- WORK TO COMPLETE -
The records that follow are to be copied word for word. Pictures should be omitted.

- DATA FOR PROCESSING -
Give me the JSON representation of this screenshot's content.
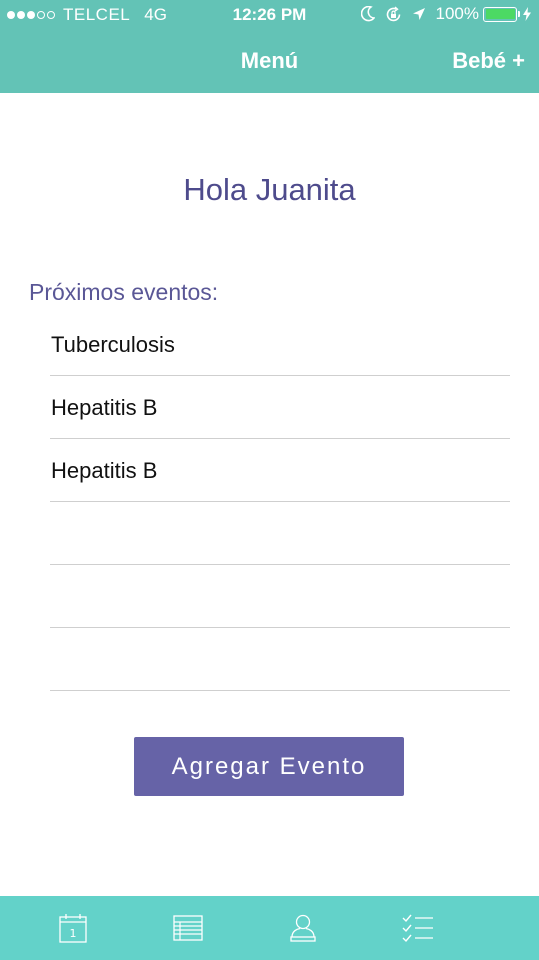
{
  "colors": {
    "header_bg": "#63c3b6",
    "tabbar_bg": "#63d2c9",
    "accent_purple": "#6663a7",
    "heading_purple": "#4e4b8c",
    "battery_green": "#4cd964"
  },
  "status_bar": {
    "carrier": "TELCEL",
    "network": "4G",
    "time": "12:26 PM",
    "battery": "100%",
    "signal_bars_filled": 3,
    "signal_bars_total": 5,
    "icons": [
      "moon-icon",
      "orientation-lock-icon",
      "location-arrow-icon",
      "battery-icon",
      "charging-icon"
    ]
  },
  "nav": {
    "title": "Menú",
    "right_label": "Bebé +"
  },
  "greeting": "Hola Juanita",
  "events_section": {
    "label": "Próximos eventos:",
    "items": [
      "Tuberculosis",
      "Hepatitis B",
      "Hepatitis B",
      "",
      "",
      ""
    ]
  },
  "add_button_label": "Agregar Evento",
  "tabbar": {
    "tabs": [
      {
        "icon": "calendar-icon",
        "calendar_day": "1"
      },
      {
        "icon": "list-icon"
      },
      {
        "icon": "profile-icon"
      },
      {
        "icon": "checklist-icon"
      }
    ]
  }
}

- EXERCISE RESPONSE -
Give me the JSON representation of this screenshot's content.
{
  "colors": {
    "header_bg": "#63c3b6",
    "tabbar_bg": "#63d2c9",
    "accent_purple": "#6663a7",
    "heading_purple": "#4e4b8c",
    "battery_green": "#4cd964"
  },
  "status_bar": {
    "carrier": "TELCEL",
    "network": "4G",
    "time": "12:26 PM",
    "battery": "100%",
    "signal_bars_filled": 3,
    "signal_bars_total": 5,
    "icons": [
      "moon-icon",
      "orientation-lock-icon",
      "location-arrow-icon",
      "battery-icon",
      "charging-icon"
    ]
  },
  "nav": {
    "title": "Menú",
    "right_label": "Bebé +"
  },
  "greeting": "Hola Juanita",
  "events_section": {
    "label": "Próximos eventos:",
    "items": [
      "Tuberculosis",
      "Hepatitis B",
      "Hepatitis B",
      "",
      "",
      ""
    ]
  },
  "add_button_label": "Agregar Evento",
  "tabbar": {
    "tabs": [
      {
        "icon": "calendar-icon",
        "calendar_day": "1"
      },
      {
        "icon": "list-icon"
      },
      {
        "icon": "profile-icon"
      },
      {
        "icon": "checklist-icon"
      }
    ]
  }
}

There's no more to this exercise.